-- Opening Marker --

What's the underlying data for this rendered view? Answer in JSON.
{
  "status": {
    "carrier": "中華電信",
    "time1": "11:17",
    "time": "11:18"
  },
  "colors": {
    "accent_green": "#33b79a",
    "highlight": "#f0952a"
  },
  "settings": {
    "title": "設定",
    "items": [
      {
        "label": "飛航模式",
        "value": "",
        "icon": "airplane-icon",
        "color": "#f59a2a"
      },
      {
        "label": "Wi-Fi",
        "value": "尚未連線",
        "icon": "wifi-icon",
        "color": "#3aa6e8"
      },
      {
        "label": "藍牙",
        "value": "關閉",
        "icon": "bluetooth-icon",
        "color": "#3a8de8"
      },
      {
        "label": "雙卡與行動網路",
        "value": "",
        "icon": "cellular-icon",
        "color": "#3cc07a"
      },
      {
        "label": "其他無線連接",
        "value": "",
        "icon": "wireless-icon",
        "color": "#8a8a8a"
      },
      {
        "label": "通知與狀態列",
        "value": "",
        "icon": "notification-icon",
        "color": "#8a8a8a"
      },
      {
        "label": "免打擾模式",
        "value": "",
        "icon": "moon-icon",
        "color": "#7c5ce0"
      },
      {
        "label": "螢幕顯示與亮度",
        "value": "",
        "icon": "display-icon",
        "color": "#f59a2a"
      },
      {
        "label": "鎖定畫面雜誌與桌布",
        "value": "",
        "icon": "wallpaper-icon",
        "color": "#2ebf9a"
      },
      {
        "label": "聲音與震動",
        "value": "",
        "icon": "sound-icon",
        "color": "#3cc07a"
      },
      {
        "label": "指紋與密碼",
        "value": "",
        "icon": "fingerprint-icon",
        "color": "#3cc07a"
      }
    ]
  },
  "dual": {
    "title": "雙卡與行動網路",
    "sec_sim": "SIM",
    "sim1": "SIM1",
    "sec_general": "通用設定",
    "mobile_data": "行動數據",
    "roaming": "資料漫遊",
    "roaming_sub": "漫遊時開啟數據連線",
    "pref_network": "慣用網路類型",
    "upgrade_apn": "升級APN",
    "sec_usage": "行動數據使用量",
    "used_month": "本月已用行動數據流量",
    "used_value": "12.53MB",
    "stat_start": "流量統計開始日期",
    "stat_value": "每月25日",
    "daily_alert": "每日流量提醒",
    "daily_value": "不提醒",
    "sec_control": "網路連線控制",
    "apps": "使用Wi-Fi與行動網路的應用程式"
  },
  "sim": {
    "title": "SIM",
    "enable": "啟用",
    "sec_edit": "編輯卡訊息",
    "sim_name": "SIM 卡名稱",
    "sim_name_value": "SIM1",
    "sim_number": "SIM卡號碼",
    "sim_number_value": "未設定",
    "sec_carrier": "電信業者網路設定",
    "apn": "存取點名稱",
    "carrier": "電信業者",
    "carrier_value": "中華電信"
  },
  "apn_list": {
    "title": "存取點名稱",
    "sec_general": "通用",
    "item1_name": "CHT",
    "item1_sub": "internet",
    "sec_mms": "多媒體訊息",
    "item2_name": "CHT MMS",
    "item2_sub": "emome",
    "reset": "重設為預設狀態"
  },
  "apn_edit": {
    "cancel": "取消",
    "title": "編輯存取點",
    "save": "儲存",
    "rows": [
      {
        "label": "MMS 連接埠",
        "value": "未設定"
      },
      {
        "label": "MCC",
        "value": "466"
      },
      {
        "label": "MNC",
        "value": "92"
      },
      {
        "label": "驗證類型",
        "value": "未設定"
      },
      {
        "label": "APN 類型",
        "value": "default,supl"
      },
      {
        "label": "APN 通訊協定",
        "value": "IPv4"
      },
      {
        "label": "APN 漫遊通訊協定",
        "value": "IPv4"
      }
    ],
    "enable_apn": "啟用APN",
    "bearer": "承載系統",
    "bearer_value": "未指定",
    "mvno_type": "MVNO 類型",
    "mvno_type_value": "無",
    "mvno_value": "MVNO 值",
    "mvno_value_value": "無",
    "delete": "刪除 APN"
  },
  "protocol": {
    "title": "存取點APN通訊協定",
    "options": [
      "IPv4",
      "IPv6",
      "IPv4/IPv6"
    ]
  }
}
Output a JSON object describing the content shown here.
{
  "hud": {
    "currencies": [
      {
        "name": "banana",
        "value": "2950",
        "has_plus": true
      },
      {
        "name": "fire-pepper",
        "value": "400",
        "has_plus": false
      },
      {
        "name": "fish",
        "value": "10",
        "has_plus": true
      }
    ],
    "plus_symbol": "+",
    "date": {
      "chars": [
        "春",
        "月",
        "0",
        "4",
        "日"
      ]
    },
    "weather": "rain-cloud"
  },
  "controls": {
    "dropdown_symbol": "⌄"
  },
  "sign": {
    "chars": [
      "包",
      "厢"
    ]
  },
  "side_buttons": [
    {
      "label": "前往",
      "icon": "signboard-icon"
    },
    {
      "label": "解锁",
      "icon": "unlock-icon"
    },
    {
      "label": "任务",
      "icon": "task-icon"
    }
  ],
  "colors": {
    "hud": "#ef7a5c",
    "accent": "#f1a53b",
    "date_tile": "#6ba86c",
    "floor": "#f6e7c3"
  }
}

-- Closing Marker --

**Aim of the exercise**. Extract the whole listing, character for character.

**Response**.
What's the underlying data for this rendered view? Answer in JSON.
{
  "status": {
    "carrier": "中華電信",
    "time1": "11:17",
    "time": "11:18"
  },
  "colors": {
    "accent_green": "#33b79a",
    "highlight": "#f0952a"
  },
  "settings": {
    "title": "設定",
    "items": [
      {
        "label": "飛航模式",
        "value": "",
        "icon": "airplane-icon",
        "color": "#f59a2a"
      },
      {
        "label": "Wi-Fi",
        "value": "尚未連線",
        "icon": "wifi-icon",
        "color": "#3aa6e8"
      },
      {
        "label": "藍牙",
        "value": "關閉",
        "icon": "bluetooth-icon",
        "color": "#3a8de8"
      },
      {
        "label": "雙卡與行動網路",
        "value": "",
        "icon": "cellular-icon",
        "color": "#3cc07a"
      },
      {
        "label": "其他無線連接",
        "value": "",
        "icon": "wireless-icon",
        "color": "#8a8a8a"
      },
      {
        "label": "通知與狀態列",
        "value": "",
        "icon": "notification-icon",
        "color": "#8a8a8a"
      },
      {
        "label": "免打擾模式",
        "value": "",
        "icon": "moon-icon",
        "color": "#7c5ce0"
      },
      {
        "label": "螢幕顯示與亮度",
        "value": "",
        "icon": "display-icon",
        "color": "#f59a2a"
      },
      {
        "label": "鎖定畫面雜誌與桌布",
        "value": "",
        "icon": "wallpaper-icon",
        "color": "#2ebf9a"
      },
      {
        "label": "聲音與震動",
        "value": "",
        "icon": "sound-icon",
        "color": "#3cc07a"
      },
      {
        "label": "指紋與密碼",
        "value": "",
        "icon": "fingerprint-icon",
        "color": "#3cc07a"
      }
    ]
  },
  "dual": {
    "title": "雙卡與行動網路",
    "sec_sim": "SIM",
    "sim1": "SIM1",
    "sec_general": "通用設定",
    "mobile_data": "行動數據",
    "roaming": "資料漫遊",
    "roaming_sub": "漫遊時開啟數據連線",
    "pref_network": "慣用網路類型",
    "upgrade_apn": "升級APN",
    "sec_usage": "行動數據使用量",
    "used_month": "本月已用行動數據流量",
    "used_value": "12.53MB",
    "stat_start": "流量統計開始日期",
    "stat_value": "每月25日",
    "daily_alert": "每日流量提醒",
    "daily_value": "不提醒",
    "sec_control": "網路連線控制",
    "apps": "使用Wi-Fi與行動網路的應用程式"
  },
  "sim": {
    "title": "SIM",
    "enable": "啟用",
    "sec_edit": "編輯卡訊息",
    "sim_name": "SIM 卡名稱",
    "sim_name_value": "SIM1",
    "sim_number": "SIM卡號碼",
    "sim_number_value": "未設定",
    "sec_carrier": "電信業者網路設定",
    "apn": "存取點名稱",
    "carrier": "電信業者",
    "carrier_value": "中華電信"
  },
  "apn_list": {
    "title": "存取點名稱",
    "sec_general": "通用",
    "item1_name": "CHT",
    "item1_sub": "internet",
    "sec_mms": "多媒體訊息",
    "item2_name": "CHT MMS",
    "item2_sub": "emome",
    "reset": "重設為預設狀態"
  },
  "apn_edit": {
    "cancel": "取消",
    "title": "編輯存取點",
    "save": "儲存",
    "rows": [
      {
        "label": "MMS 連接埠",
        "value": "未設定"
      },
      {
        "label": "MCC",
        "value": "466"
      },
      {
        "label": "MNC",
        "value": "92"
      },
      {
        "label": "驗證類型",
        "value": "未設定"
      },
      {
        "label": "APN 類型",
        "value": "default,supl"
      },
      {
        "label": "APN 通訊協定",
        "value": "IPv4"
      },
      {
        "label": "APN 漫遊通訊協定",
        "value": "IPv4"
      }
    ],
    "enable_apn": "啟用APN",
    "bearer": "承載系統",
    "bearer_value": "未指定",
    "mvno_type": "MVNO 類型",
    "mvno_type_value": "無",
    "mvno_value": "MVNO 值",
    "mvno_value_value": "無",
    "delete": "刪除 APN"
  },
  "protocol": {
    "title": "存取點APN通訊協定",
    "options": [
      "IPv4",
      "IPv6",
      "IPv4/IPv6"
    ]
  }
}
Output a JSON object describing the content shown here.
{
  "hud": {
    "currencies": [
      {
        "name": "banana",
        "value": "2950",
        "has_plus": true
      },
      {
        "name": "fire-pepper",
        "value": "400",
        "has_plus": false
      },
      {
        "name": "fish",
        "value": "10",
        "has_plus": true
      }
    ],
    "plus_symbol": "+",
    "date": {
      "chars": [
        "春",
        "月",
        "0",
        "4",
        "日"
      ]
    },
    "weather": "rain-cloud"
  },
  "controls": {
    "dropdown_symbol": "⌄"
  },
  "sign": {
    "chars": [
      "包",
      "厢"
    ]
  },
  "side_buttons": [
    {
      "label": "前往",
      "icon": "signboard-icon"
    },
    {
      "label": "解锁",
      "icon": "unlock-icon"
    },
    {
      "label": "任务",
      "icon": "task-icon"
    }
  ],
  "colors": {
    "hud": "#ef7a5c",
    "accent": "#f1a53b",
    "date_tile": "#6ba86c",
    "floor": "#f6e7c3"
  }
}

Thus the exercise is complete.